Extra Credits (Previously,  
) was recently approached by Creative Assembly, the team behind the Total War series of games. With Total War: Rome II coming out and Creative Assembly determining what to do with the remainder of their marketing budget, they decided to finance Extra Credits on doing a history of the Punic Wars. Extra Credits gladly accepted, of course, and has now completed the saga. Extra History: The Punic Wars
posted by Navelgazer
on Oct 1, 2013 -
"But Freud had a second fear: a fear of Rome's layers. In formal treatises, he compared the psyche to an ancient city, with many layers of architecture built one on top of another, each replacing the last, but with the old structures still present underneath. In private writings he phrased this more personally, that he was terrified of ever visiting Rome because he was terrified of the idea of all the layers and layers and layers of destroyed structures hidden under the surface, at the same time present and absent, visible and invisible. He was, in a very deep way, absolutely right

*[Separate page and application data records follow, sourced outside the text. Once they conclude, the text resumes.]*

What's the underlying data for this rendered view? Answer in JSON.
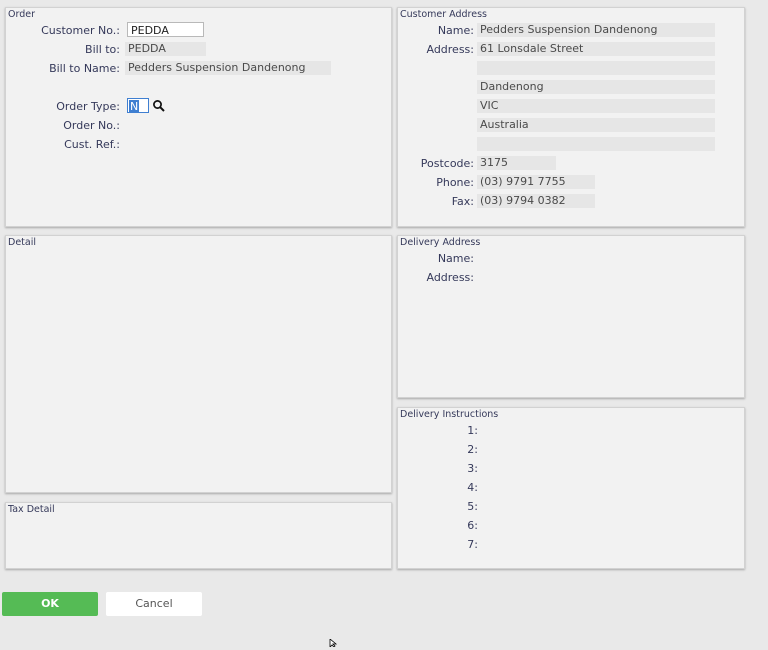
{
  "order": {
    "title": "Order",
    "customer_no_label": "Customer No.:",
    "customer_no_value": "PEDDA",
    "bill_to_label": "Bill to:",
    "bill_to_value": "PEDDA",
    "bill_to_name_label": "Bill to Name:",
    "bill_to_name_value": "Pedders Suspension Dandenong",
    "order_type_label": "Order Type:",
    "order_type_value": "N",
    "order_no_label": "Order No.:",
    "cust_ref_label": "Cust. Ref.:"
  },
  "customer_address": {
    "title": "Customer Address",
    "name_label": "Name:",
    "name_value": "Pedders Suspension Dandenong",
    "address_label": "Address:",
    "address_lines": [
      "61 Lonsdale Street",
      "",
      "Dandenong",
      "VIC",
      "Australia",
      ""
    ],
    "postcode_label": "Postcode:",
    "postcode_value": "3175",
    "phone_label": "Phone:",
    "phone_value": "(03) 9791 7755",
    "fax_label": "Fax:",
    "fax_value": "(03) 9794 0382"
  },
  "detail": {
    "title": "Detail"
  },
  "delivery_address": {
    "title": "Delivery Address",
    "name_label": "Name:",
    "address_label": "Address:"
  },
  "delivery_instructions": {
    "title": "Delivery Instructions",
    "lines": [
      "1:",
      "2:",
      "3:",
      "4:",
      "5:",
      "6:",
      "7:"
    ]
  },
  "tax_detail": {
    "title": "Tax Detail"
  },
  "actions": {
    "ok_label": "OK",
    "cancel_label": "Cancel"
  },
  "colors": {
    "ok": "#55bb55",
    "label": "#35395a",
    "selection": "#3f7fd1"
  },
  "icons": {
    "lookup": "search-icon",
    "cursor": "mouse-cursor-icon"
  }
}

." [more inside]
posted by Paragon
on Aug 20, 2013 -
The History of Byzantium
is a podcast that picks up where The History of Rome left off, detailing happened to the eastern half of the Roman Empire after the last Western Emperor was dethroned. The podcaster, Robin Pierson, does a good job explaining the often, ahem, byzantine politics and thorny theology of Byzantium. So far there are five episodes, taking us from the chaotic years following the decline and fall of the West into the reign of Anastasius (491-518). [iTunes link]
posted by Kattullus
on Jul 27, 2012 -
Over 143 episodes of audio, Mike Duncan has covered the founding of Rome through the Crisis of the Third Century in his History of Rome podcast
], having now reached the last pagan Emperor, Julian The Apostate
. Enlivened by drawing on comparisons to popular culture, from The Empire Strikes Back
(when Hannibal makes his appearance) to The Godfather
(as a metaphor for Rome's social client system), Mr Duncan's work makes for fun, informative 25-minute sessions with the greatest empire of the ancient western world. If you're interested in more, the podcasts could be handily supplemented with... [more inside]
posted by Bora Horza Gobuchul
on Jul 10, 2011 -
Roman ingots to shield particle detector.
"Around four tonnes of ancient Roman lead was yesterday transferred from a museum on the Italian island of Sardinia to the country's national particle physics laboratory
at Gran Sasso on the mainland. Once destined to become water pipes, coins or ammunition for Roman soldiers' slingshots, the metal will instead form part of a cutting-edge experiment to nail down the mass of neutrinos." [Via]
posted by homunculus
on Apr 16, 2010 -
Economic crisis, mounting national debt, excessive foreign commitments -- this is no way to run an empire. America needs serious strategic counseling. And fast. It has never been Rome, and to adopt its strategies no -- its ruthless expansion of empire, domination of foreign peoples, and bone-crushing brand of total war -- would only hasten America's decline. Better instead to look to the empire's eastern incarnation: Byzantium, which outlasted its Roman predecessor by eight centuries. It is the lessons of Byzantine grand strategy that America must rediscover today.
posted by jason's_planet
on Jan 25, 2010 -
, known also as The Ten Books of Architecture, is an exposition on architecture by Marcus Vitruvius Pollio. Originally in Latin, here it is translated into English.
posted by nthdegx
on Nov 9, 2006 -
"They called it 'the American Century,' but the past hundred years actually saw a shift away
from Western dominance. Through the long lens of Edward Gibbon's history, The Decline and Fall of the Roman Empire
, Rome 331 and America and Europe 2006 appear to have more than a few problems in common." By Niall Ferguson, whose views on the American hegemony have been discussed previously
posted by homunculus
on Oct 25, 2006 -
All right, but apart from the sanitation
, the medicine
, public order
, a fresh
, and public
, what have the Romans ever done for us?
Oh. Peace? Shut up!
posted by gimonca
on Mar 28, 2005 -
Quanto putas mihi stare hoc conclave ?
That's "How many prostitutes does it take to change a lightbulb?" in Latin. No, actually it's "How much do you think I paid for this apartment?". Here's hoping, in the wake of the BBC's superb The Roman Way
series, written and presented by David Aaranovich, that good old Latin is on its way back, albeit in an Internet, soundbitey way. Those intending to smuggle some into MetaFilter should definitely start here
. The owner, for instance, might find Ne ponatur in mea vicinitate
useful - "Not in my backyard". And Nihil curo de ista tua stulta superstitione
- "I'm not interested in your dopey religious cult" should prove popular in the God threads. Vale
posted by MiguelCardoso
on Feb 3, 2003 -
The Illustrated History of the Roman Empire
claims to be the leading on-line resource for Roman history, with over 70mb of content. They have many short essays and lots of graphics and interactive maps. The UI could be better (especially for the maps), but it's a good time sink just the same.
posted by ewagoner
on Aug 9, 2002 -